> _EXERCISE INSTRUCTIONS_
Print every record below exactly as it stands, but leave out the pictures.

> _INFORMATION SUPPLIED_

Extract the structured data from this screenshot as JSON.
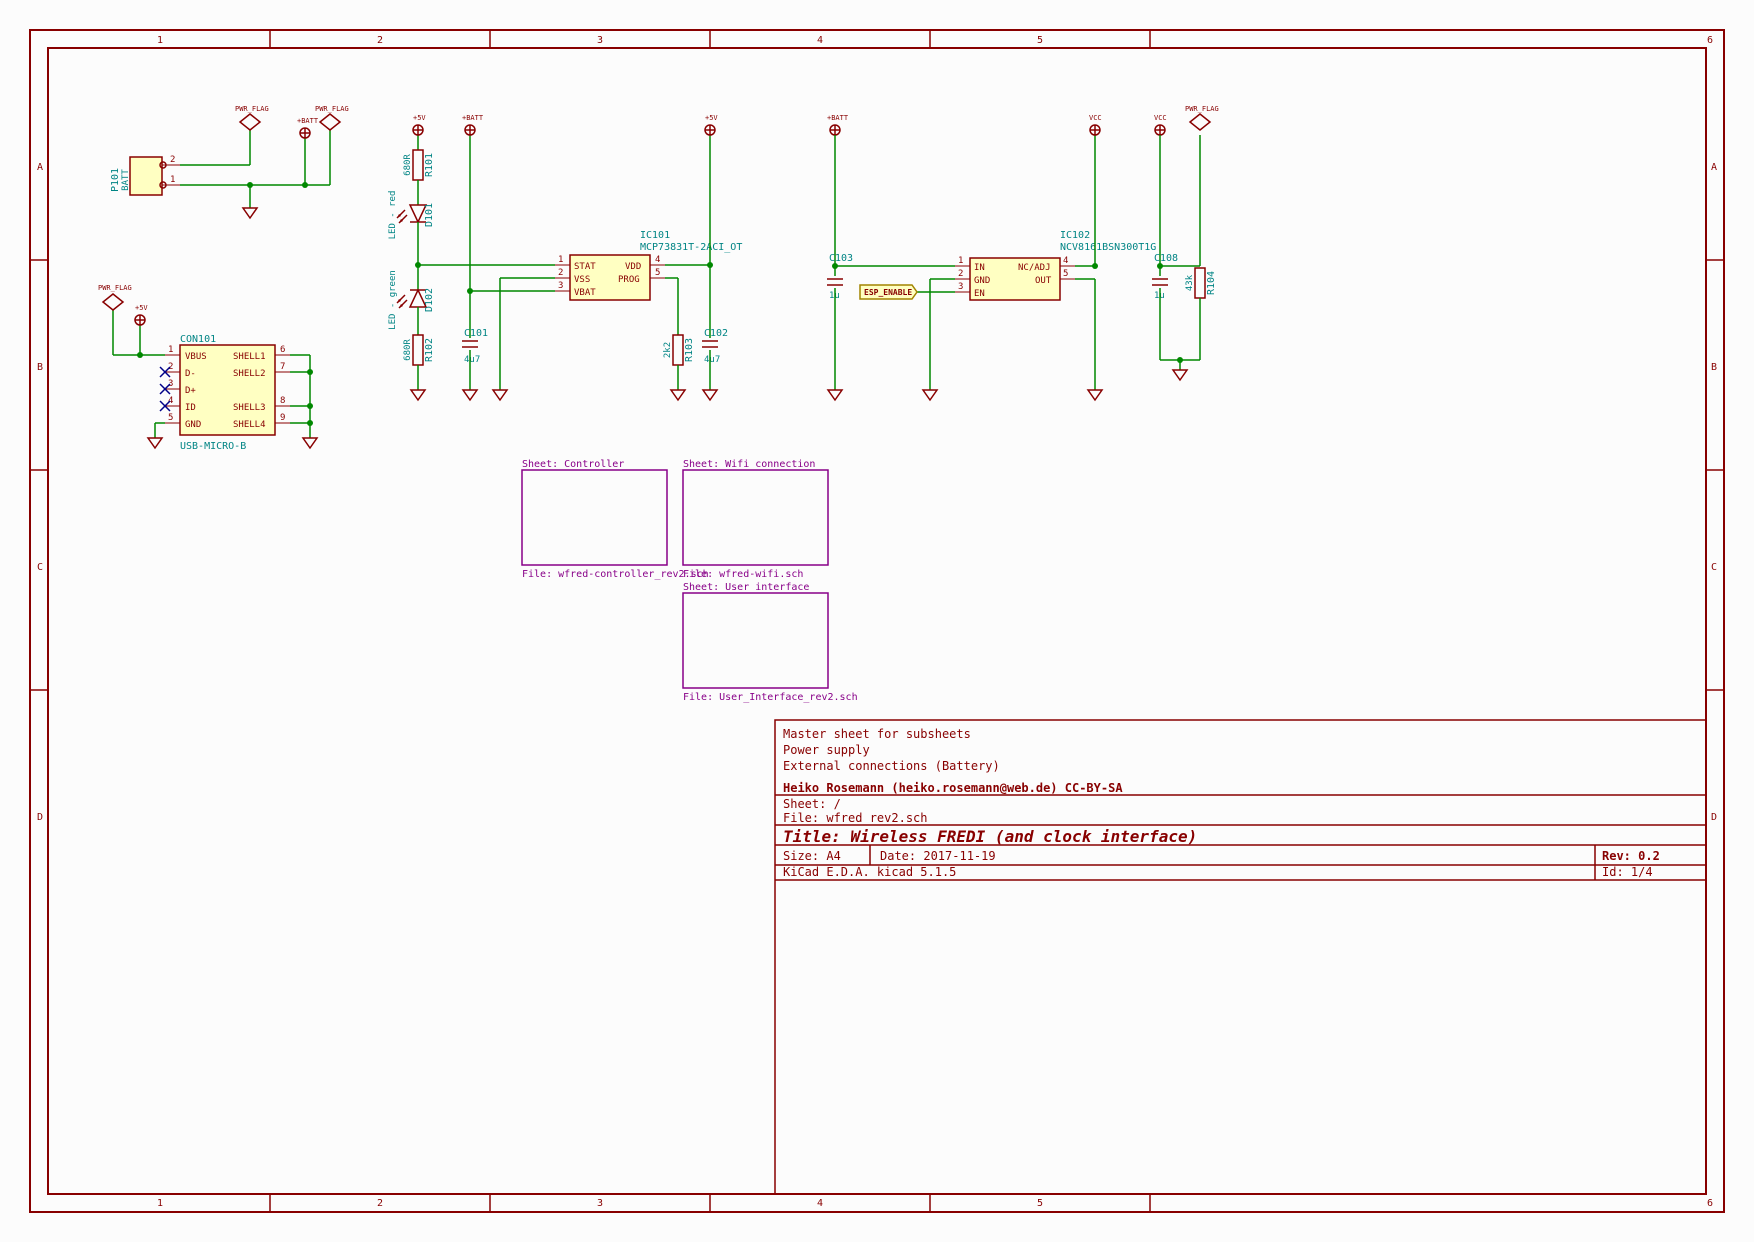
{
  "title_block": {
    "comment1": "Master sheet for subsheets",
    "comment2": "Power supply",
    "comment3": "External connections (Battery)",
    "author": "Heiko Rosemann (heiko.rosemann@web.de) CC-BY-SA",
    "sheet_label": "Sheet:",
    "sheet_path": "/",
    "file_label": "File:",
    "file_name": "wfred_rev2.sch",
    "title_label": "Title:",
    "title": "Wireless FREDI (and clock interface)",
    "size_label": "Size:",
    "size": "A4",
    "date_label": "Date:",
    "date": "2017-11-19",
    "rev_label": "Rev:",
    "rev": "0.2",
    "tool": "KiCad E.D.A.  kicad 5.1.5",
    "id_label": "Id:",
    "id": "1/4"
  },
  "power_flags": {
    "pf": "PWR_FLAG"
  },
  "nets": {
    "vbatt": "+BATT",
    "v5": "+5V",
    "vcc": "VCC"
  },
  "conn_batt": {
    "ref": "P101",
    "val": "BATT",
    "pin1": "1",
    "pin2": "2"
  },
  "conn_usb": {
    "ref": "CON101",
    "val": "USB-MICRO-B",
    "p1": "VBUS",
    "p2": "D-",
    "p3": "D+",
    "p4": "ID",
    "p5": "GND",
    "p6": "SHELL1",
    "p7": "SHELL2",
    "p8": "SHELL3",
    "p9": "SHELL4",
    "n1": "1",
    "n2": "2",
    "n3": "3",
    "n4": "4",
    "n5": "5",
    "n6": "6",
    "n7": "7",
    "n8": "8",
    "n9": "9"
  },
  "r101": {
    "ref": "R101",
    "val": "680R"
  },
  "r102": {
    "ref": "R102",
    "val": "680R"
  },
  "r103": {
    "ref": "R103",
    "val": "2k2"
  },
  "r104": {
    "ref": "R104",
    "val": "43k"
  },
  "d101": {
    "ref": "D101",
    "val": "LED - red"
  },
  "d102": {
    "ref": "D102",
    "val": "LED - green"
  },
  "c101": {
    "ref": "C101",
    "val": "4u7"
  },
  "c102": {
    "ref": "C102",
    "val": "4u7"
  },
  "c103": {
    "ref": "C103",
    "val": "1u"
  },
  "c108": {
    "ref": "C108",
    "val": "1u"
  },
  "ic101": {
    "ref": "IC101",
    "val": "MCP73831T-2ACI_OT",
    "p_stat": "STAT",
    "p_vss": "VSS",
    "p_vbat": "VBAT",
    "p_vdd": "VDD",
    "p_prog": "PROG",
    "n1": "1",
    "n2": "2",
    "n3": "3",
    "n4": "4",
    "n5": "5"
  },
  "ic102": {
    "ref": "IC102",
    "val": "NCV8161BSN300T1G",
    "p_in": "IN",
    "p_gnd": "GND",
    "p_en": "EN",
    "p_nc": "NC/ADJ",
    "p_out": "OUT",
    "n1": "1",
    "n2": "2",
    "n3": "3",
    "n4": "4",
    "n5": "5"
  },
  "esp_en": "ESP_ENABLE",
  "sheets": {
    "s1_name": "Sheet: Controller",
    "s1_file": "File: wfred-controller_rev2.sch",
    "s2_name": "Sheet: Wifi connection",
    "s2_file": "File: wfred-wifi.sch",
    "s3_name": "Sheet: User interface",
    "s3_file": "File: User_Interface_rev2.sch"
  },
  "grid": {
    "c1": "1",
    "c2": "2",
    "c3": "3",
    "c4": "4",
    "c5": "5",
    "c6": "6",
    "rA": "A",
    "rB": "B",
    "rC": "C",
    "rD": "D"
  }
}
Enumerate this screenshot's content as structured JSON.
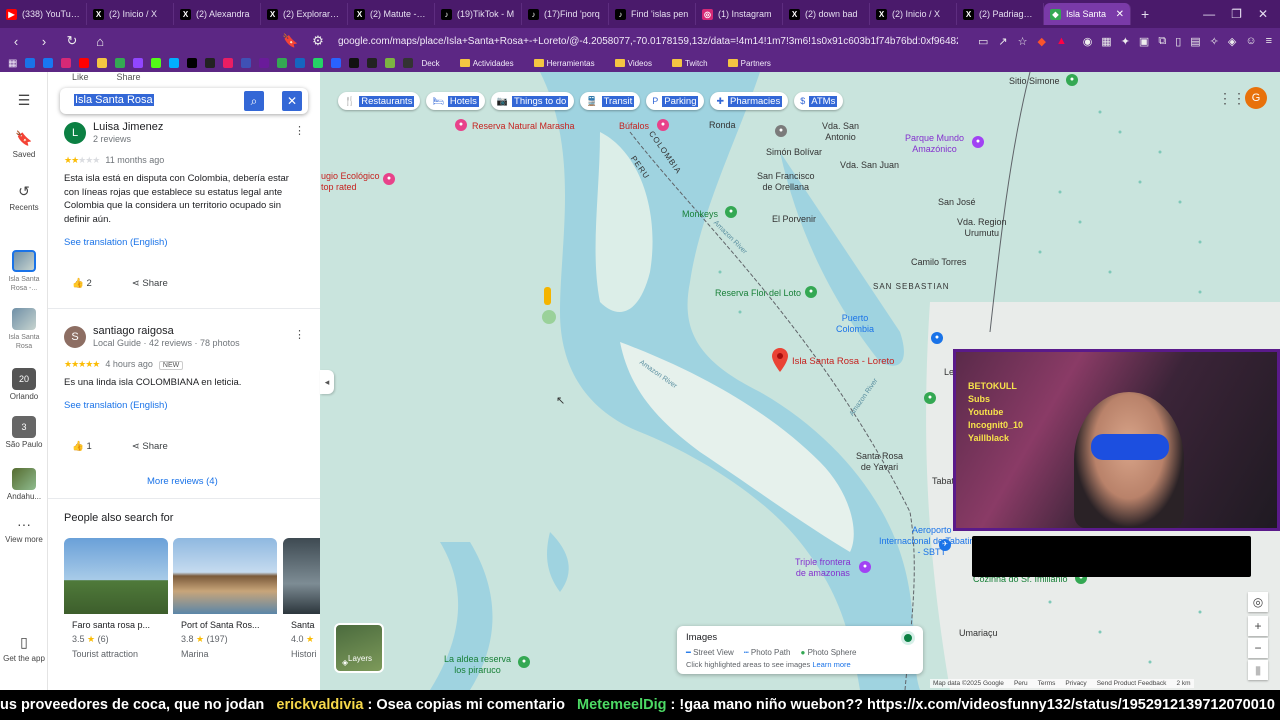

> _TASK SOLUTION_
Extract the structured data from this screenshot as JSON.
{
  "title_block": {
    "comment1": "Master sheet for subsheets",
    "comment2": "Power supply",
    "comment3": "External connections (Battery)",
    "author": "Heiko Rosemann (heiko.rosemann@web.de) CC-BY-SA",
    "sheet_label": "Sheet:",
    "sheet_path": "/",
    "file_label": "File:",
    "file_name": "wfred_rev2.sch",
    "title_label": "Title:",
    "title": "Wireless FREDI (and clock interface)",
    "size_label": "Size:",
    "size": "A4",
    "date_label": "Date:",
    "date": "2017-11-19",
    "rev_label": "Rev:",
    "rev": "0.2",
    "tool": "KiCad E.D.A.  kicad 5.1.5",
    "id_label": "Id:",
    "id": "1/4"
  },
  "power_flags": {
    "pf": "PWR_FLAG"
  },
  "nets": {
    "vbatt": "+BATT",
    "v5": "+5V",
    "vcc": "VCC"
  },
  "conn_batt": {
    "ref": "P101",
    "val": "BATT",
    "pin1": "1",
    "pin2": "2"
  },
  "conn_usb": {
    "ref": "CON101",
    "val": "USB-MICRO-B",
    "p1": "VBUS",
    "p2": "D-",
    "p3": "D+",
    "p4": "ID",
    "p5": "GND",
    "p6": "SHELL1",
    "p7": "SHELL2",
    "p8": "SHELL3",
    "p9": "SHELL4",
    "n1": "1",
    "n2": "2",
    "n3": "3",
    "n4": "4",
    "n5": "5",
    "n6": "6",
    "n7": "7",
    "n8": "8",
    "n9": "9"
  },
  "r101": {
    "ref": "R101",
    "val": "680R"
  },
  "r102": {
    "ref": "R102",
    "val": "680R"
  },
  "r103": {
    "ref": "R103",
    "val": "2k2"
  },
  "r104": {
    "ref": "R104",
    "val": "43k"
  },
  "d101": {
    "ref": "D101",
    "val": "LED - red"
  },
  "d102": {
    "ref": "D102",
    "val": "LED - green"
  },
  "c101": {
    "ref": "C101",
    "val": "4u7"
  },
  "c102": {
    "ref": "C102",
    "val": "4u7"
  },
  "c103": {
    "ref": "C103",
    "val": "1u"
  },
  "c108": {
    "ref": "C108",
    "val": "1u"
  },
  "ic101": {
    "ref": "IC101",
    "val": "MCP73831T-2ACI_OT",
    "p_stat": "STAT",
    "p_vss": "VSS",
    "p_vbat": "VBAT",
    "p_vdd": "VDD",
    "p_prog": "PROG",
    "n1": "1",
    "n2": "2",
    "n3": "3",
    "n4": "4",
    "n5": "5"
  },
  "ic102": {
    "ref": "IC102",
    "val": "NCV8161BSN300T1G",
    "p_in": "IN",
    "p_gnd": "GND",
    "p_en": "EN",
    "p_nc": "NC/ADJ",
    "p_out": "OUT",
    "n1": "1",
    "n2": "2",
    "n3": "3",
    "n4": "4",
    "n5": "5"
  },
  "esp_en": "ESP_ENABLE",
  "sheets": {
    "s1_name": "Sheet: Controller",
    "s1_file": "File: wfred-controller_rev2.sch",
    "s2_name": "Sheet: Wifi connection",
    "s2_file": "File: wfred-wifi.sch",
    "s3_name": "Sheet: User interface",
    "s3_file": "File: User_Interface_rev2.sch"
  },
  "grid": {
    "c1": "1",
    "c2": "2",
    "c3": "3",
    "c4": "4",
    "c5": "5",
    "c6": "6",
    "rA": "A",
    "rB": "B",
    "rC": "C",
    "rD": "D"
  }
}
Enumerate this screenshot's content as structured JSON.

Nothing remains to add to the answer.